YOUR INSTRUCTIONS »
Note each line in the data holding the string "version" and report it.

-*-

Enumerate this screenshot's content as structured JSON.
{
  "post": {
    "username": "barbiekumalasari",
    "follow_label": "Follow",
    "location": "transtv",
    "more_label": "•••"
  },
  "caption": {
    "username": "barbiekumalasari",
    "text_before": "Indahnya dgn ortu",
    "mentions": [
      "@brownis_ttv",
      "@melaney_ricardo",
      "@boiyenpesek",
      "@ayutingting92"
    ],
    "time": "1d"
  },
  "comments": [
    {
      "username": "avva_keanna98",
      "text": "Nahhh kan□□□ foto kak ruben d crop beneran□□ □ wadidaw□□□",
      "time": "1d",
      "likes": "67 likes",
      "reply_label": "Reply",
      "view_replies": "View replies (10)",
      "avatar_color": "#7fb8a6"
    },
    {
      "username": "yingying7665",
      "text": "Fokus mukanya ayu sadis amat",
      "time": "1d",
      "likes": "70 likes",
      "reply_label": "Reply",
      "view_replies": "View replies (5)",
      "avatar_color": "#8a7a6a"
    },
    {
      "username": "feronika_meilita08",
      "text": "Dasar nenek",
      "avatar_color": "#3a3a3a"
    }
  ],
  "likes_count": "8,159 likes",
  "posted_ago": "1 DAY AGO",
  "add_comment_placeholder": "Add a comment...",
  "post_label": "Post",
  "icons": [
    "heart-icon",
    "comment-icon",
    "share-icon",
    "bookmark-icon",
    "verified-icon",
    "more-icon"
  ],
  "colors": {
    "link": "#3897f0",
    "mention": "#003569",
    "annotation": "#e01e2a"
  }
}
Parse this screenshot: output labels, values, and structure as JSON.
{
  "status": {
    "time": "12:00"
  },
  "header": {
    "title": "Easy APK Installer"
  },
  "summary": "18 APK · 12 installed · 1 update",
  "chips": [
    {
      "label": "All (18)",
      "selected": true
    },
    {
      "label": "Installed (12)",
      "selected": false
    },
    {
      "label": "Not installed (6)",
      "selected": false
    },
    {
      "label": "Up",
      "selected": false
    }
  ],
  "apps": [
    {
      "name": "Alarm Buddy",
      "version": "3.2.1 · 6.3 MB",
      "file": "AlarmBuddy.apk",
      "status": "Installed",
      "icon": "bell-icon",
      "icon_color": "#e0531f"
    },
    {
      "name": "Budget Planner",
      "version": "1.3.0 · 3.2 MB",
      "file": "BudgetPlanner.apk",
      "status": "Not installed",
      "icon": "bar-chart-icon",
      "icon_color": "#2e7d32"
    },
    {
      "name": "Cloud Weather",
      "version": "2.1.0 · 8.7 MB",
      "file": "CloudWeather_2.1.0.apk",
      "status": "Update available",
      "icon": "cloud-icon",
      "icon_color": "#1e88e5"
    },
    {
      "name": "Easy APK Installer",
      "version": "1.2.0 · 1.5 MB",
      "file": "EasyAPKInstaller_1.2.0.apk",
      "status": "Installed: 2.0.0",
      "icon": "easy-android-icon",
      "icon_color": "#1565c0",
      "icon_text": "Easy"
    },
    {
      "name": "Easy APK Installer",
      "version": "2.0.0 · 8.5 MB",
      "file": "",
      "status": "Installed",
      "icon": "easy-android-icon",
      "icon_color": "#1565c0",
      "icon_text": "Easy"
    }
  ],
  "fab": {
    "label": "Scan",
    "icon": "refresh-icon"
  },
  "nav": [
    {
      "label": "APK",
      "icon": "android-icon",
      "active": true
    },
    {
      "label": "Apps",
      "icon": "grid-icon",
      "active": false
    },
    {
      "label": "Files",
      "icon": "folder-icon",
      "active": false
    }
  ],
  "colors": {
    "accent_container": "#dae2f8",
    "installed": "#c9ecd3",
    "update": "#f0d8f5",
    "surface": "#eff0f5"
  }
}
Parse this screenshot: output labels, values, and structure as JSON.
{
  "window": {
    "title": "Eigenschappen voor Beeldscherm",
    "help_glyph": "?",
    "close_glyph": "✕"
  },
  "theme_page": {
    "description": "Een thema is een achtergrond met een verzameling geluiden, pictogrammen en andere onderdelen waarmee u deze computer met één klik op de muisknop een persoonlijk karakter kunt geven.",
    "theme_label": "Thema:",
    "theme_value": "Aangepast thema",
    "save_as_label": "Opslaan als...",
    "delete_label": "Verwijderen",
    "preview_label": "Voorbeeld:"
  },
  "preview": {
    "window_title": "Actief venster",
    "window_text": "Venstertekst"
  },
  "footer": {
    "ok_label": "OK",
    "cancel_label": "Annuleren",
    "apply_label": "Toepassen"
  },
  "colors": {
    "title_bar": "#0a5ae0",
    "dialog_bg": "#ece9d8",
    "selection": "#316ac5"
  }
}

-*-

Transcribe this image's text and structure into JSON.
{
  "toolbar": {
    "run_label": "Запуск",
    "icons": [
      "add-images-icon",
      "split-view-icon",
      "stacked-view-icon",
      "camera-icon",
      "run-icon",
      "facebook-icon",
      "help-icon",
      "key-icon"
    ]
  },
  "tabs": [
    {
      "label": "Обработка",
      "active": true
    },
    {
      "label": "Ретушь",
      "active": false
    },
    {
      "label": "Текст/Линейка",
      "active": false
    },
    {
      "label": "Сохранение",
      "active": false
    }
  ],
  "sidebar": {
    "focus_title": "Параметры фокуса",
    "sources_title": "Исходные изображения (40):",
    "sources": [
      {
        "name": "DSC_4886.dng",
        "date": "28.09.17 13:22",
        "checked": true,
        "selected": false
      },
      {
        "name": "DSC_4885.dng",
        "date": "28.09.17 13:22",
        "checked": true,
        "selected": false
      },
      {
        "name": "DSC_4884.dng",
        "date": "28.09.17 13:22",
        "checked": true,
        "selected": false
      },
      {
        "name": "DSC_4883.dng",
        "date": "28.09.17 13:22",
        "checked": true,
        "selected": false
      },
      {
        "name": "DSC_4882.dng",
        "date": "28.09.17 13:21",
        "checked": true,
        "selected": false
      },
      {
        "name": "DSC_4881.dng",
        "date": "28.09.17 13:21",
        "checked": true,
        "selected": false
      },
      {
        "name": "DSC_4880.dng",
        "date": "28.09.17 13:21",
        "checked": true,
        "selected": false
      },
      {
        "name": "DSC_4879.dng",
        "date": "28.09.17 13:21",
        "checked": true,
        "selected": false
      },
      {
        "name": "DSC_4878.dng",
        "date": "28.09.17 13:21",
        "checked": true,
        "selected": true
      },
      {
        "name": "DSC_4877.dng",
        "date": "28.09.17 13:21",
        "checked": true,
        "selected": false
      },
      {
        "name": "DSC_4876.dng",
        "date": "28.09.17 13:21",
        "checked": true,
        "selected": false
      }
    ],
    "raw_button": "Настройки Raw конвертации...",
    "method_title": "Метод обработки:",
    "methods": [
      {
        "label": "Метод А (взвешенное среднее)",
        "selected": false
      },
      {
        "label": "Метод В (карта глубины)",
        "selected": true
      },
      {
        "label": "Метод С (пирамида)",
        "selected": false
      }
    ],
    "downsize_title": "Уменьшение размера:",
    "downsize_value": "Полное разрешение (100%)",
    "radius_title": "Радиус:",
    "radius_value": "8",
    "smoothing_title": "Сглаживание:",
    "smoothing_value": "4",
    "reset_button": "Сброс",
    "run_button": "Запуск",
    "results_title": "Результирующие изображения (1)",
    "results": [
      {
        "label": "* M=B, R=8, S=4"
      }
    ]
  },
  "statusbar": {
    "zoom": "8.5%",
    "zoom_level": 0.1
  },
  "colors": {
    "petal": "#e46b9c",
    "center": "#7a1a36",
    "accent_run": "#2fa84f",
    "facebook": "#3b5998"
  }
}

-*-

OUTPUT BELOW »
      "version": "3.2.1 · 6.3 MB",
      "version": "1.3.0 · 3.2 MB",
      "version": "2.1.0 · 8.7 MB",
      "version": "1.2.0 · 1.5 MB",
      "version": "2.0.0 · 8.5 MB",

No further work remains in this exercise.